SANS Institute 2002,

SA

Tools:

NS

Sources cited: 1. De Beaupr, Adrien. Know Yourself: Vulnerability Assessments. June 21st, 2001. Sans Institute Information Security Reading Room. URL: http://rr.sans.org/audit/know.php (April 4th, 2002) 2. Payne, Patricia. A Model for Peer Vulnerability Assessment. December 17th, 2001. Sans Institute Information Security Reading Room. URL: http://rr.sans.org/penetration/model.php (April 4th, 2002). 3. Christensen, Paul. An Introduction to Nessus. May 7th, 2001. Linuxsecurity.com Features. URL: http://www.linuxsecurity.com/feature_stories/feature_story-86.html (April 4th, 2002). 4. Heiser, Jay. Counterpoint: Beware the Red Herring. August 2000. Information Security Magazine. URL: Key fingerprint = AF19 FA27 2F94 998D FDB5 DE3D F8B5 06E4 A169 4E46 http://www.infosecuritymag.com/articles/august00/features3.shtml (April 5th, 2002). 5. Winkler, Ira. Audits, Assessments & Tests (Oh, My) Part 1. July 2000. Information Security Magazine. URL: http://www.infosecuritymag.com/articles/july00/features4.shtml (April 5th, 2002). 6. Berg, Al. Audits, Assessments & Tests (Oh, My) Part 2. August 2000. Information Security Magazine. URL: http://www.infosecuritymag.com/articles/august00/features4.shtml (April 5th, 2002). 7. Kurtz, George and Prosise, Chris. Penetration Testing Exposed: Audits, Assessments & Tests (Oh, My) Part 3. September 2000. Information Security Magazine. URL: http://www.infosecuritymag.com/articles/september00/features3.shtml (April 5th, 2002). 8. Swanson, Dan. Audits, Assessments & Tests (Oh, My) Part 4. October 2000. Information Security Magazine. URL: http://www.infosecuritymag.com/articles/october00/features3.shtml (April 5th, 2002). 9. Lowery, Jessica. Penetration Testing: The Third Party Hacker. February 11, 2002. Sans Institute Information Security Reading Room. URL: http://rr.sans.org/penetration/third_party.php (April 4th, 2002). 10. Herman, Ben. Routine External and Internal Hacking, An Important Part of Information Assurance. April 19th, 2001. Sans Institute Information Security Reading Room. URL: http://rr.sans.org/attack/routine.php (April 4th, 2002). 11. Deraison, Renaud. The Nessus Project: Introduction. The Nessus Project. URL: http://www.nessus.org/intro.html (April 4th, 2002). 12. Deraison, Renaud. The Nessus Project: Demonstration. The Nessus Project. URL: http://www.nessus.org/demo/second.html (April 4th, 2002).

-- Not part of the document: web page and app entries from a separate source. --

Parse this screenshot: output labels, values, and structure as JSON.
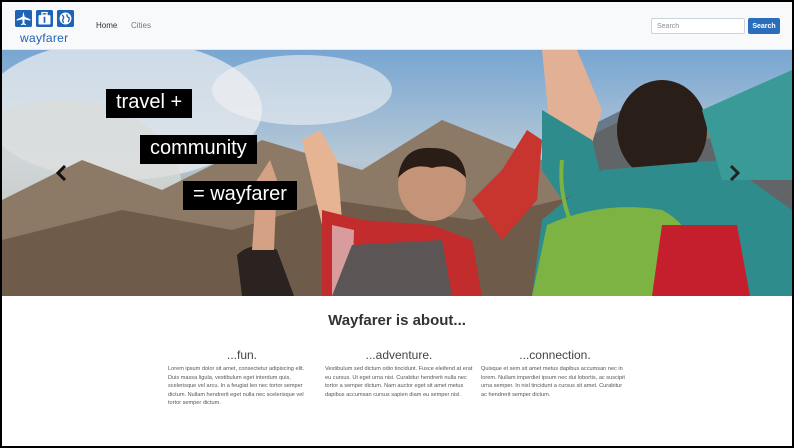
{
  "navbar": {
    "brand_name": "wayfarer",
    "brand_icons": [
      "airplane-icon",
      "suitcase-icon",
      "globe-icon"
    ],
    "links": [
      {
        "label": "Home",
        "active": true
      },
      {
        "label": "Cities",
        "active": false
      }
    ],
    "search": {
      "placeholder": "Search",
      "value": "",
      "button_label": "Search"
    }
  },
  "hero": {
    "taglines": [
      "travel +",
      "community",
      "=  wayfarer"
    ],
    "prev_icon": "chevron-left-icon",
    "next_icon": "chevron-right-icon"
  },
  "about": {
    "heading": "Wayfarer is about...",
    "columns": [
      {
        "title": "...fun.",
        "text": "Lorem ipsum dolor sit amet, consectetur adipiscing elit. Duis massa ligula, vestibulum eget interdum quis, scelerisque vel arcu. In a feugiat leo nec tortor semper dictum. Nullam hendrerit eget nulla nec scelerisque vel tortor semper dictum."
      },
      {
        "title": "...adventure.",
        "text": "Vestibulum sed dictum odio tincidunt. Fusce eleifend at erat eu cursus. Ut eget urna nisi. Curabitur hendrerit nulla nec tortor a semper dictum. Nam auctor eget sit amet metus dapibus accumsan cursus sapien diam eu semper nisl."
      },
      {
        "title": "...connection.",
        "text": "Quisque et sem sit amet metus dapibus accumsan nec in lorem. Nullam imperdiet ipsum nec dui lobortis, ac suscipit urna semper. In nisl tincidunt a cursus sit amet. Curabitur ac hendrerit semper dictum."
      }
    ]
  },
  "colors": {
    "brand_blue": "#1f63b5",
    "button_blue": "#2a6ebb",
    "navbar_bg": "#f8f9fa",
    "tag_bg": "#000000"
  }
}
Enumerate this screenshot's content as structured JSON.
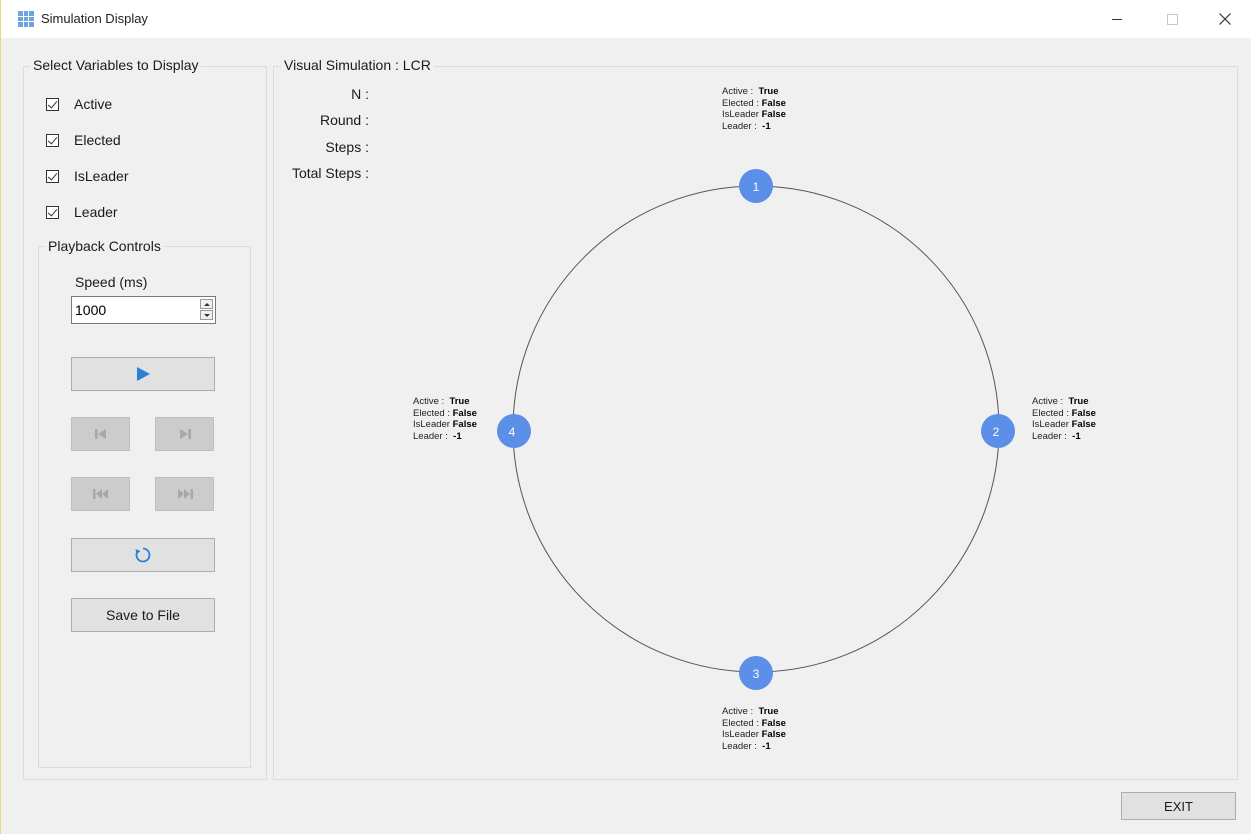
{
  "window": {
    "title": "Simulation Display"
  },
  "variables": {
    "title": "Select Variables to Display",
    "items": [
      {
        "label": "Active",
        "checked": true
      },
      {
        "label": "Elected",
        "checked": true
      },
      {
        "label": "IsLeader",
        "checked": true
      },
      {
        "label": "Leader",
        "checked": true
      }
    ]
  },
  "playback": {
    "title": "Playback Controls",
    "speed_label": "Speed (ms)",
    "speed_value": "1000",
    "play_icon": "play-icon",
    "prev_icon": "step-back-icon",
    "next_icon": "step-forward-icon",
    "first_icon": "skip-to-start-icon",
    "last_icon": "skip-to-end-icon",
    "reset_icon": "reset-icon",
    "save_label": "Save to File"
  },
  "simulation": {
    "title": "Visual Simulation : LCR",
    "stats": [
      {
        "label": "N :"
      },
      {
        "label": "Round :"
      },
      {
        "label": "Steps :"
      },
      {
        "label": "Total Steps :"
      }
    ],
    "node_color": "#5b8fe8",
    "ring_color": "#555555",
    "nodes": [
      {
        "id": "1",
        "active": "True",
        "elected": "False",
        "isleader": "False",
        "leader": "-1"
      },
      {
        "id": "2",
        "active": "True",
        "elected": "False",
        "isleader": "False",
        "leader": "-1"
      },
      {
        "id": "3",
        "active": "True",
        "elected": "False",
        "isleader": "False",
        "leader": "-1"
      },
      {
        "id": "4",
        "active": "True",
        "elected": "False",
        "isleader": "False",
        "leader": "-1"
      }
    ],
    "field_labels": {
      "active": "Active :",
      "elected": "Elected :",
      "isleader": "IsLeader",
      "leader": "Leader :"
    }
  },
  "footer": {
    "exit_label": "EXIT"
  }
}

In

As part of the Information Security Reading Room.

sti

tu

te

20

02

,A

ut

ho

rr

eta

ins

fu ll r igh ts.

Author retains full rights.

Last Updated: February 29th, 2012

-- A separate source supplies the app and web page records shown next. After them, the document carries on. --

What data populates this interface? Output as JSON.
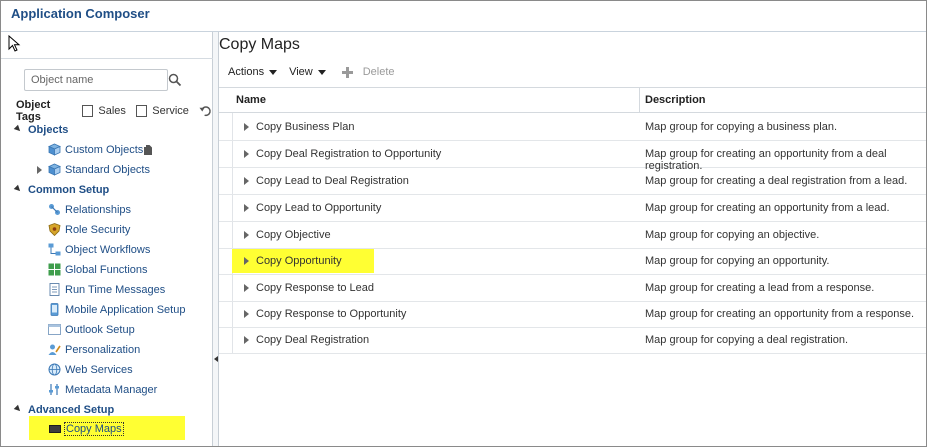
{
  "app": {
    "title": "Application Composer"
  },
  "sidebar": {
    "search": {
      "placeholder": "Object name"
    },
    "tags": {
      "label": "Object Tags",
      "options": [
        "Sales",
        "Service"
      ]
    },
    "sections": [
      {
        "label": "Objects",
        "items": [
          "Custom Objects",
          "Standard Objects"
        ]
      },
      {
        "label": "Common Setup",
        "items": [
          "Relationships",
          "Role Security",
          "Object Workflows",
          "Global Functions",
          "Run Time Messages",
          "Mobile Application Setup",
          "Outlook Setup",
          "Personalization",
          "Web Services",
          "Metadata Manager"
        ]
      },
      {
        "label": "Advanced Setup",
        "items": [
          "Copy Maps"
        ]
      }
    ]
  },
  "main": {
    "title": "Copy Maps",
    "toolbar": {
      "actions": "Actions",
      "view": "View",
      "delete": "Delete"
    },
    "columns": {
      "name": "Name",
      "description": "Description"
    },
    "rows": [
      {
        "name": "Copy Business Plan",
        "description": "Map group for copying a business plan."
      },
      {
        "name": "Copy Deal Registration to Opportunity",
        "description": "Map group for creating an opportunity from a deal registration."
      },
      {
        "name": "Copy Lead to Deal Registration",
        "description": "Map group for creating a deal registration from a lead."
      },
      {
        "name": "Copy Lead to Opportunity",
        "description": "Map group for creating an opportunity from a lead."
      },
      {
        "name": "Copy Objective",
        "description": "Map group for copying an objective."
      },
      {
        "name": "Copy Opportunity",
        "description": "Map group for copying an opportunity."
      },
      {
        "name": "Copy Response to Lead",
        "description": "Map group for creating a lead from a response."
      },
      {
        "name": "Copy Response to Opportunity",
        "description": "Map group for creating an opportunity from a response."
      },
      {
        "name": "Copy Deal Registration",
        "description": "Map group for copying a deal registration."
      }
    ]
  },
  "colors": {
    "link": "#1f4e86",
    "highlight": "#ffff33"
  }
}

Upcoming SANS Training


Click Here for a full list of all Upcoming SANS Events by Location
SANS Secure Singapore 2012 Mobile Device Security Summit SANS 2012 SANS Abu Dhabi 2012 SANS Northern Virginia 2012 SANS Cyber Guardian 2012 SANS Secure Europe 2012 SANS Security West 2012 SANS Toronto 2012 SANS Secure Indonesia 2012 SANS Brisbane 2012 SANS Bangalore 2012 SANS Germany 2012 SANS OnDemand Singapore, Singapore Nashville, TN Orlando, FL Abu Dhabi, United Arab Emirates Reston, VA Baltimore, MD Mar 05, 2012 - Mar 17, 2012 Mar 12, 2012 - Mar 15, 2012 Mar 23, 2012 - Mar 30, 2012 Mar 31, 2012 - Apr 05, 2012 Apr 15, 2012 - Apr 20, 2012 Apr 30, 2012 - May 07, 2012 Live Event Live Event Live Event Live Event Live Event Live Event Live Event Live Event Live Event Live Event Live Event Live Event Live Event Self Paced

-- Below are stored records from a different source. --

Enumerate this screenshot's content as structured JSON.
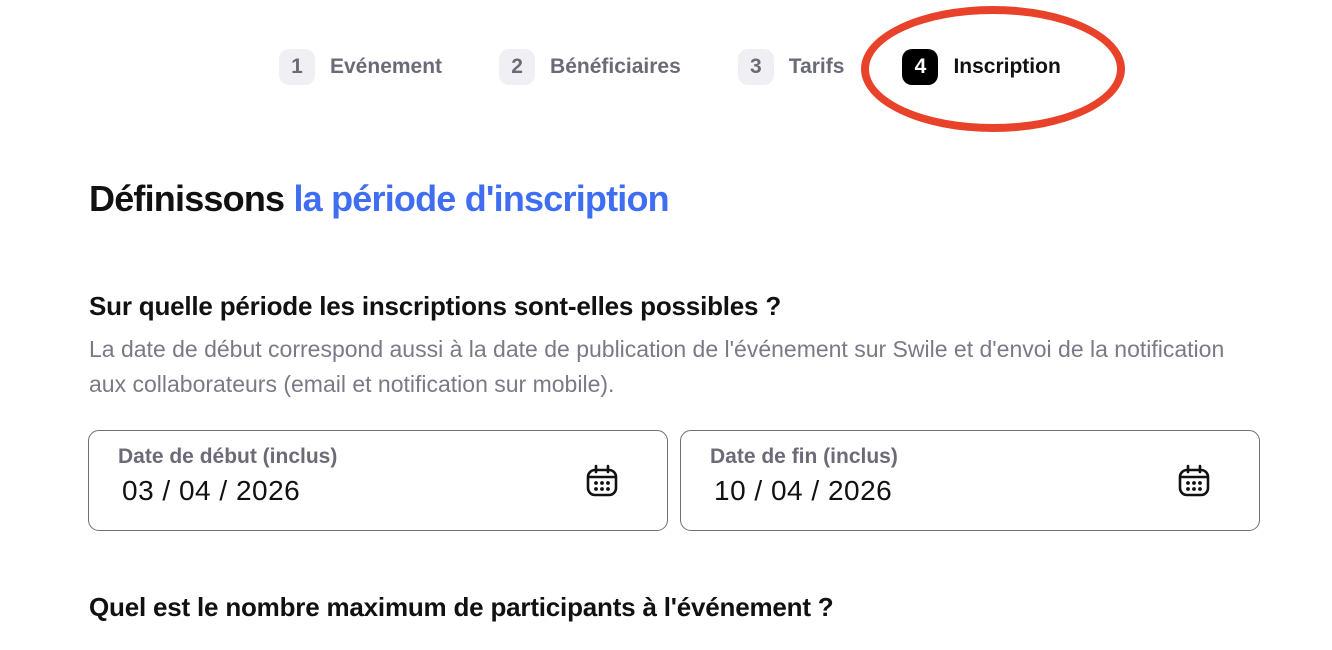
{
  "stepper": {
    "steps": [
      {
        "number": "1",
        "label": "Evénement"
      },
      {
        "number": "2",
        "label": "Bénéficiaires"
      },
      {
        "number": "3",
        "label": "Tarifs"
      },
      {
        "number": "4",
        "label": "Inscription"
      }
    ],
    "active_step": 4,
    "highlight_color": "#e8432a"
  },
  "title": {
    "prefix": "Définissons",
    "accent": "la période d'inscription",
    "accent_color": "#3f6ef2"
  },
  "registration_period": {
    "question": "Sur quelle période les inscriptions sont-elles possibles ?",
    "description": "La date de début correspond aussi à la date de publication de l'événement sur Swile et d'envoi de la notification aux collaborateurs (email et notification sur mobile).",
    "start_date": {
      "label": "Date de début (inclus)",
      "value": "03 / 04 / 2026",
      "icon": "calendar-icon"
    },
    "end_date": {
      "label": "Date de fin (inclus)",
      "value": "10 / 04 / 2026",
      "icon": "calendar-icon"
    }
  },
  "max_participants": {
    "question": "Quel est le nombre maximum de participants à l'événement ?"
  }
}
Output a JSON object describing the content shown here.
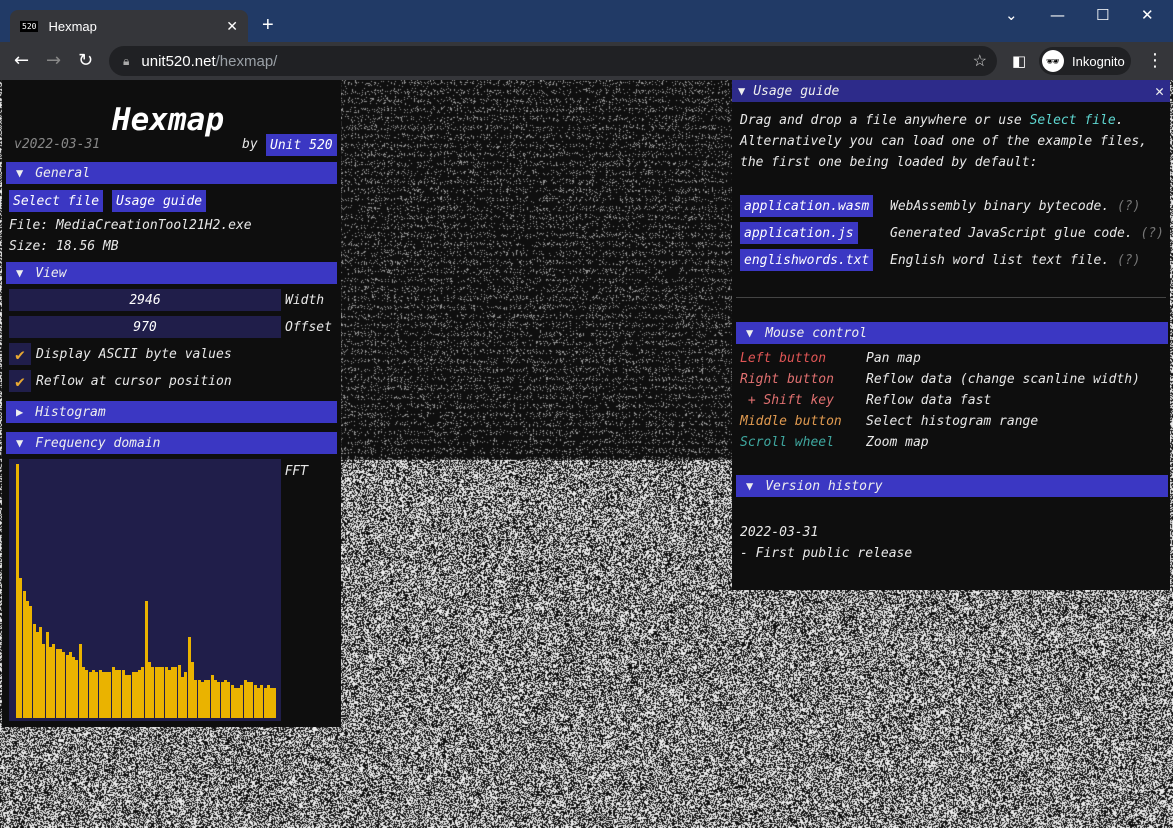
{
  "browser": {
    "tab_title": "Hexmap",
    "favicon": "520",
    "url_host": "unit520.net",
    "url_path": "/hexmap/",
    "profile": "Inkognito"
  },
  "left": {
    "title": "Hexmap",
    "version": "v2022-03-31",
    "by": "by",
    "author_button": "Unit 520",
    "general_header": "General",
    "select_file": "Select file",
    "usage_guide": "Usage guide",
    "file": "File: MediaCreationTool21H2.exe",
    "size": "Size: 18.56 MB",
    "view_header": "View",
    "width_value": "2946",
    "width_label": "Width",
    "offset_value": "970",
    "offset_label": "Offset",
    "display_ascii": "Display ASCII byte values",
    "display_ascii_checked": true,
    "reflow": "Reflow at cursor position",
    "reflow_checked": true,
    "histogram_header": "Histogram",
    "frequency_header": "Frequency domain",
    "fft_label": "FFT"
  },
  "chart_data": {
    "type": "bar",
    "ylim": [
      0,
      100
    ],
    "values": [
      100,
      55,
      50,
      46,
      44,
      37,
      34,
      36,
      29,
      34,
      28,
      29,
      27,
      27,
      26,
      25,
      26,
      24,
      23,
      29,
      20,
      19,
      18,
      19,
      18,
      19,
      18,
      18,
      18,
      20,
      19,
      19,
      19,
      17,
      17,
      18,
      18,
      19,
      20,
      46,
      22,
      20,
      20,
      20,
      20,
      20,
      19,
      20,
      20,
      21,
      16,
      18,
      32,
      22,
      15,
      15,
      14,
      15,
      15,
      17,
      15,
      14,
      14,
      15,
      14,
      13,
      12,
      12,
      13,
      15,
      14,
      14,
      13,
      12,
      13,
      12,
      13,
      12,
      12
    ],
    "color": "#eab300"
  },
  "right": {
    "title": "Usage guide",
    "intro_a": "Drag and drop a file anywhere or use ",
    "intro_link": "Select file",
    "intro_b": ".",
    "intro_2": "Alternatively you can load one of the example files,",
    "intro_3": "the first one being loaded by default:",
    "examples": [
      {
        "name": "application.wasm",
        "desc": "WebAssembly binary bytecode.",
        "help": "(?)"
      },
      {
        "name": "application.js",
        "desc": "Generated JavaScript glue code.",
        "help": "(?)"
      },
      {
        "name": "englishwords.txt",
        "desc": "English word list text file.",
        "help": "(?)"
      }
    ],
    "mouse_header": "Mouse control",
    "mouse": [
      {
        "key": "Left button",
        "action": "Pan map",
        "color": "#e05555"
      },
      {
        "key": "Right button",
        "action": "Reflow data (change scanline width)",
        "color": "#e07070"
      },
      {
        "key": " + Shift key",
        "action": "Reflow data fast",
        "color": "#e07070"
      },
      {
        "key": "Middle button",
        "action": "Select histogram range",
        "color": "#e09a50"
      },
      {
        "key": "Scroll wheel",
        "action": "Zoom map",
        "color": "#3fa8a0"
      }
    ],
    "version_header": "Version history",
    "version_date": "2022-03-31",
    "version_note": "- First public release"
  }
}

Amsterdam, Netherlands May 05, 2012 - May 19, 2012 San Diego, CA Toronto, ON Jakarta, Indonesia Brisbane, Australia Bangalore, India OnlineGermany Books & MP3s Only May 10, 2012 - May 18, 2012 May 14, 2012 - May 19, 2012 May 14, 2012 - May 19, 2012 May 21, 2012 - May 26, 2012 May 28, 2012 - Jun 02, 2012 Mar 05, 2012 - Mar 10, 2012 Anytime